  2. Long-Term Storage: For more extended storage, you can freeze Brussel sprouts. Blanch the sprouts in boiling water for 3-5 minutes, then immediately plunge them into ice water to stop the cooking process. Drain and pat the sprouts dry before placing them in airtight freezer bags. Frozen Brussel sprouts can be stored for up to one year.
  3. Storing on the Stalk: If you harvested the entire Brussel sprout stalk, store it in a cool, dark place with high humidity, such as a root cellar or unheated garage. Hang the stalks upside down and cover them with a damp cloth to retain moisture. Check the sprouts regularly for signs of rot or mould, and remove any affected sprouts.

Brussels sprouts are grown in open organic soil

Staking Brussel Sprouts

Brussel sprouts can grow quite tall and may require staking to provide support and prevent the stalks from toppling over, especially in areas with strong winds. Here’s the best way to stake Brussel sprouts:

  1. Choose the Right Stake: Select a sturdy stake, such as a wooden or bamboo stake, that is at least 1-2 inches in diameter and 4-6 feet tall.
  2. Install the Stake: Place the stake about 3-4 inches away from the base of the Brussel sprout plant. Drive the stake into the ground until it is secure, taking care not to damage the plant’s roots.
  3. Attach the Plant to the Stake: As the Brussel sprout plant grows, gently attach it to the stake using soft ties, such as strips of cloth or garden twine. Ensure the ties are loose enough to allow for growth yet snug enough to provide support.

Trimming Brussel Sprout Leaves for a Better Crop

Properly trimming Brussel sprout leaves can help improve air circulation, reduce the risk of disease, and direct the plant’s energy towards sprout development. Here’s how to trim Brussel sprout leaves for the best crop:

  1. Remove Lower Leaves: As the plant grows and sprouts begin to form, remove the lower leaves, starting from the bottom of the stalk.

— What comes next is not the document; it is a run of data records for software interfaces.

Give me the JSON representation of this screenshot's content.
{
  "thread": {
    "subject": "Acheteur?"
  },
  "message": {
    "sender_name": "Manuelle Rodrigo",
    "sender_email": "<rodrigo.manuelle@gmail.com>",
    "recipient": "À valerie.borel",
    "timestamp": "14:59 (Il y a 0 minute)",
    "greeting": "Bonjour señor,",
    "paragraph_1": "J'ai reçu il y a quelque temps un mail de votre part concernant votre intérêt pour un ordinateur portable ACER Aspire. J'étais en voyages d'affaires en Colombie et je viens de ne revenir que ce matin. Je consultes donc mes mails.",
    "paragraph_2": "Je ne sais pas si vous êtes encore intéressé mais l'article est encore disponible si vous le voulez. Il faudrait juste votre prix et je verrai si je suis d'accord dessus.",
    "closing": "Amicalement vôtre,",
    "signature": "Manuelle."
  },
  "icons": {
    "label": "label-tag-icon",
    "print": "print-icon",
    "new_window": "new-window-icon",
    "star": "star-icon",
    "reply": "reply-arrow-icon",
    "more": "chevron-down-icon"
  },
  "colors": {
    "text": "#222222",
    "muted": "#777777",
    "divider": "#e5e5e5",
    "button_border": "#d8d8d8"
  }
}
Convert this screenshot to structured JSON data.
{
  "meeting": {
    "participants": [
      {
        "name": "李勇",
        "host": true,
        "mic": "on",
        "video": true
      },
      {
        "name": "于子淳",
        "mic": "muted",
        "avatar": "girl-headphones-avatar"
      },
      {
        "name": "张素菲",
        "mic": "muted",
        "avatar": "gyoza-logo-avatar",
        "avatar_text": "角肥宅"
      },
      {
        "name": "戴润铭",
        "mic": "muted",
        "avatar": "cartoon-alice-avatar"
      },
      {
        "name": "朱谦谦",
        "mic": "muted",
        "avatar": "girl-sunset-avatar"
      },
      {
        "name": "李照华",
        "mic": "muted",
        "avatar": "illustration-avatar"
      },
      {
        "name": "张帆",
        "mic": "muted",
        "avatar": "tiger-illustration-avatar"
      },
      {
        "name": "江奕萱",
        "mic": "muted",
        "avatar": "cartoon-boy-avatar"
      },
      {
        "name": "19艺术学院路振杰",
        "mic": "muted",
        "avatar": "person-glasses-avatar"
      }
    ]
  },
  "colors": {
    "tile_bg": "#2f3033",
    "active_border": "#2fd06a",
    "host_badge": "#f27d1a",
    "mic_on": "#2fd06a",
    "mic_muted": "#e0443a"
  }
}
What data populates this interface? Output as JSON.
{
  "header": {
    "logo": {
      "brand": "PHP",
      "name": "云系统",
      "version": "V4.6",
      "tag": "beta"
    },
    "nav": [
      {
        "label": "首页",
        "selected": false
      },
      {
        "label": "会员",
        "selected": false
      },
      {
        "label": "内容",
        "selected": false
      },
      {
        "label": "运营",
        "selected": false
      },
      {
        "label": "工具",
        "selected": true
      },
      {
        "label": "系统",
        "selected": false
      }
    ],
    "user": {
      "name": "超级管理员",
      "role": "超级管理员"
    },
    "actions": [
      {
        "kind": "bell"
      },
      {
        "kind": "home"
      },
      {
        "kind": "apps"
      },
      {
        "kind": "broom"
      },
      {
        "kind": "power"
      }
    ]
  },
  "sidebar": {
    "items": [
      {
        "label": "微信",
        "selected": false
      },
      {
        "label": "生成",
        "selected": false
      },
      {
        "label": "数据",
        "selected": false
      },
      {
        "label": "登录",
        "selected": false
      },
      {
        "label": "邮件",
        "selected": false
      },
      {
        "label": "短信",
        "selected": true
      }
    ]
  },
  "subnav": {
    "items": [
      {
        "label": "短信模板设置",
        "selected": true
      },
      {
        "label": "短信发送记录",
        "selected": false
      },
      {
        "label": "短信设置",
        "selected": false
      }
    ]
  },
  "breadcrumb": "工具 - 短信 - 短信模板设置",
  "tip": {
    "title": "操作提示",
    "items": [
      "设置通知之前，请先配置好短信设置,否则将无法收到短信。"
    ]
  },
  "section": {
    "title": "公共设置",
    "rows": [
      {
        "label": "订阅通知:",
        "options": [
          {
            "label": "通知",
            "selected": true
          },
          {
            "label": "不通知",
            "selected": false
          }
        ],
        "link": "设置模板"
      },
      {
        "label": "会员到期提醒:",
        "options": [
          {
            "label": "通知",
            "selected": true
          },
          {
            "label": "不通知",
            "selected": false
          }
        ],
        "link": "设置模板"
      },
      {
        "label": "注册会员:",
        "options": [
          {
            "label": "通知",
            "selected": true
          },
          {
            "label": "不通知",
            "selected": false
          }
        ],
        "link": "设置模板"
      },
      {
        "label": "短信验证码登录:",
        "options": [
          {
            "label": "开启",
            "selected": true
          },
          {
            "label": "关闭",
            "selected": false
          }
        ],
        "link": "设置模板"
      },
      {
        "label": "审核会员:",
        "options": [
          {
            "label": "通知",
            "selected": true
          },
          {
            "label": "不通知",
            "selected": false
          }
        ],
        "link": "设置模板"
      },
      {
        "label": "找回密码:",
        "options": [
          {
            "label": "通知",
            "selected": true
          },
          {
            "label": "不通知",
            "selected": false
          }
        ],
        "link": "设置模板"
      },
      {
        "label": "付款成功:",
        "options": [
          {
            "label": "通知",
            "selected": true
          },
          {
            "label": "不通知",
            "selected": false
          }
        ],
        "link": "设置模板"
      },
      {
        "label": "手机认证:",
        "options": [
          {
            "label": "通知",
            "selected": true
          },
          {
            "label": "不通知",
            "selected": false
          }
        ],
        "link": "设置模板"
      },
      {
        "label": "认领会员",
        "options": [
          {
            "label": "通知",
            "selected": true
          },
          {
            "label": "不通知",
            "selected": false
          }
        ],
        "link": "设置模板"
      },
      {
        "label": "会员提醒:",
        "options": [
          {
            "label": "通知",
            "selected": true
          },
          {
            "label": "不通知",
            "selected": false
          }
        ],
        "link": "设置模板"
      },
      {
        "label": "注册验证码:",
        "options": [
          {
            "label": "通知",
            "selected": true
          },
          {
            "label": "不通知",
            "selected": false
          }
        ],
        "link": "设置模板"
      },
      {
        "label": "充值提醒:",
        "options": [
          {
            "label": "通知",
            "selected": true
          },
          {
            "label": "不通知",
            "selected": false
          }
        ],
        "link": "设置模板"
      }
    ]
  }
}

This encourages the plant to focus its energy on the developing sprouts and helps prevent diseases by improving air circulation around the base of the plant.
  2. Trim Damaged or Yellowing Leaves: Regularly inspect your Brussel sprout plants for any damaged, yellowing, or diseased leaves. Remove these leaves as soon as you notice them to prevent the spread of diseases and pests.
  3. Top the Plant: About 3-4 weeks before you expect to harvest your Brussel sprouts, cut off the growing tip at the top of the plant. This encourages the sprouts to mature more quickly and uniformly by redirecting the plant’s energy towards the remaining sprouts. This practice is beneficial if you live in an area with a shorter growing season.

Properly staking and trimming your Brussel sprout plants can promote healthier growth and enjoy a more abundant, high-quality crop.



Subscribe Northern GardeningMailing List

Sign up for our email newsletter and receive information, articles and promotions on gardening in Northwest Ontario.

A member of the

Northwest Ontario Outdoors


You have Successfully Subscribed!

Share This